### What the task asks
In the material below, find each line with the word "Membership" and list it.

▶

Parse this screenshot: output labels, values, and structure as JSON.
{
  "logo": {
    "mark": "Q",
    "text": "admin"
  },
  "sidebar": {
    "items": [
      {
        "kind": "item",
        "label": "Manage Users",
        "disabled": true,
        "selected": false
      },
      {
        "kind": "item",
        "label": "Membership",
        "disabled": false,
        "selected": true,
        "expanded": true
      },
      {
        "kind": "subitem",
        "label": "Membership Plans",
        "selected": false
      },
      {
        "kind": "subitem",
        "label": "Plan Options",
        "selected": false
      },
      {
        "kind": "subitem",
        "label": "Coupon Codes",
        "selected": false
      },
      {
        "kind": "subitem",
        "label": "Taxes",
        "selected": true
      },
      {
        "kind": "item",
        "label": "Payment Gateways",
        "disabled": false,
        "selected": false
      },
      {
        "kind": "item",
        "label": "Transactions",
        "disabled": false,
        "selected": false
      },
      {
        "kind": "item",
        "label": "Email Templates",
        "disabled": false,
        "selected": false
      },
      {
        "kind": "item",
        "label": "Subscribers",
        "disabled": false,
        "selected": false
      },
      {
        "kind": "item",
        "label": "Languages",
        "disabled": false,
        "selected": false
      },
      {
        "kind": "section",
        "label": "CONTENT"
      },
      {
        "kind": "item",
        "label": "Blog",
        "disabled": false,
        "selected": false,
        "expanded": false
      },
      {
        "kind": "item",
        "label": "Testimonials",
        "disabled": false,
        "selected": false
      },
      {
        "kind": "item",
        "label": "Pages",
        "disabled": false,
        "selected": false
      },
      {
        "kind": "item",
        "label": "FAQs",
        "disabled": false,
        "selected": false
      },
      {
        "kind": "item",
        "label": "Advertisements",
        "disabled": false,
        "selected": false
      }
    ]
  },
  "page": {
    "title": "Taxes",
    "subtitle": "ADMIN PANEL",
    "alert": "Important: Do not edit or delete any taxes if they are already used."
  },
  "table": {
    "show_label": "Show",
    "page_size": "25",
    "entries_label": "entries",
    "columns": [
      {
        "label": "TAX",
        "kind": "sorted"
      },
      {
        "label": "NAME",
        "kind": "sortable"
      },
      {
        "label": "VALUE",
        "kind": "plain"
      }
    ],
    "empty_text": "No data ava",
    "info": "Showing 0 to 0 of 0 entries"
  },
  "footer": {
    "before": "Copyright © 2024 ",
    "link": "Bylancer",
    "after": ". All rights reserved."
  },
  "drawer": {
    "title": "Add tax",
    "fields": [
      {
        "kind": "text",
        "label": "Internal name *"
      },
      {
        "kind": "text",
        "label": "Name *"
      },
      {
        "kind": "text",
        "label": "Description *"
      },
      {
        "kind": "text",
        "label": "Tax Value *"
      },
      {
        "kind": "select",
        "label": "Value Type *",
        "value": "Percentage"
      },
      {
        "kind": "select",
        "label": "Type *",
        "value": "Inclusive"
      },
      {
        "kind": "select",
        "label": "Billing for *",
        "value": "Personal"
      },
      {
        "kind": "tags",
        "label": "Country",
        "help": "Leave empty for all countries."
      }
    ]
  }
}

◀

### Result of the task
        "label": "Membership",
        "label": "Membership Plans",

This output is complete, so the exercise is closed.